Days after the University Grants Commission asked the Indian Institutes of Technology to “align their courses and degrees with the ones recognised by the UGC”, the institutes have reiterated their autonomous nature, stressing that the UGC and IITs are two different systems.
On Friday, hours after President Pranab Mukherjee and Prime Minister Narendra Modi addressed a conference of Chairmen of Boards of Governors and Directors of IITs at Rashtrapati Bhavan, Director IIT Bombay, Devang Khakhar, said the “government cannot bring the IITs under the UGC unless they change the law”.
At present, 16 IITs across the country function as “apex institutions for engineering education and research” under the Human Resource Development Ministry.
The institutes are governed by the Institutes of Technology Act, 1961, which declares them as “Institutions of national importance”, and lays down their powers, duties and framework for governance.
Director IIT Delhi, R K Shevgaonkar, said the two bodies are governed by separate acts of Parliament, and that the IITs “have never received any communication from the UGC before this”. According to him, the notification concerning aligning of courses has not been received by all IITs and has been sent to select institutes.
The UGC notification did not come up for discussion during the Directors meeting with the President on Friday, but Shevgaonkar emphasised that if at all the UGC has an issue, it must take it up with the IIT Council and not write to all institutes individually. “All matters concerning IITs are taken up by the IIT Council which has the HRD Minister as its Chairperson. All directions come from there,” Shevgaonkar said.
The IITs offer four-year bachelors degrees in different branches of engineering and the UGC’s communiqué came days after its recent reversal of Delhi University’s Four Year Undergraduate Programme.

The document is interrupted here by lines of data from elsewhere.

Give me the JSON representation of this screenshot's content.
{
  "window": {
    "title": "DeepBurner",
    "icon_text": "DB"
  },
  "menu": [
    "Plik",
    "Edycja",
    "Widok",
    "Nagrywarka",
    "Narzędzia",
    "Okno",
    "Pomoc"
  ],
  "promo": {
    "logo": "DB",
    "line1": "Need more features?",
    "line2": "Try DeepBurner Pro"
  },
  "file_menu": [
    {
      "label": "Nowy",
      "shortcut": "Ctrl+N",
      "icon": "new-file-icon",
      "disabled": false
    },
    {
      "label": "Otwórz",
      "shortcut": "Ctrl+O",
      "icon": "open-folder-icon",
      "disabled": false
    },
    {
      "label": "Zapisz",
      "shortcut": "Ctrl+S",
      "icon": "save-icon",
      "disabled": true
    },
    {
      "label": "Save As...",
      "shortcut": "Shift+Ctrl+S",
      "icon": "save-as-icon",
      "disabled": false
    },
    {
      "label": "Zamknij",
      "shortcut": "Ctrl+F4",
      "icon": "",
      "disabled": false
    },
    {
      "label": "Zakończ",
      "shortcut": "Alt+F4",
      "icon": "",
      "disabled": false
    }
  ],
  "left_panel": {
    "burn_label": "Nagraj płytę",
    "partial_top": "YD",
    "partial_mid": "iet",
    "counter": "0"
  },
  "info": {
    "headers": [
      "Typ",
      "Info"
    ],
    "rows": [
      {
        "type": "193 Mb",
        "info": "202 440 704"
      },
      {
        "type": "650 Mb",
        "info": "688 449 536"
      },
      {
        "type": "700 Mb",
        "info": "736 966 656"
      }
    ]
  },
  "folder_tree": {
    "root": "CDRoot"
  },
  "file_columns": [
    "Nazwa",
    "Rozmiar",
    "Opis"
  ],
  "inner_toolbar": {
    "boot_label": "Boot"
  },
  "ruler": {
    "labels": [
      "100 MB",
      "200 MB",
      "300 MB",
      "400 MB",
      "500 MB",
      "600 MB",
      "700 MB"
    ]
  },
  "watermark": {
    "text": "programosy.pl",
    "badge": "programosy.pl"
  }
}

The assailants then got into the car in which they came and drove off.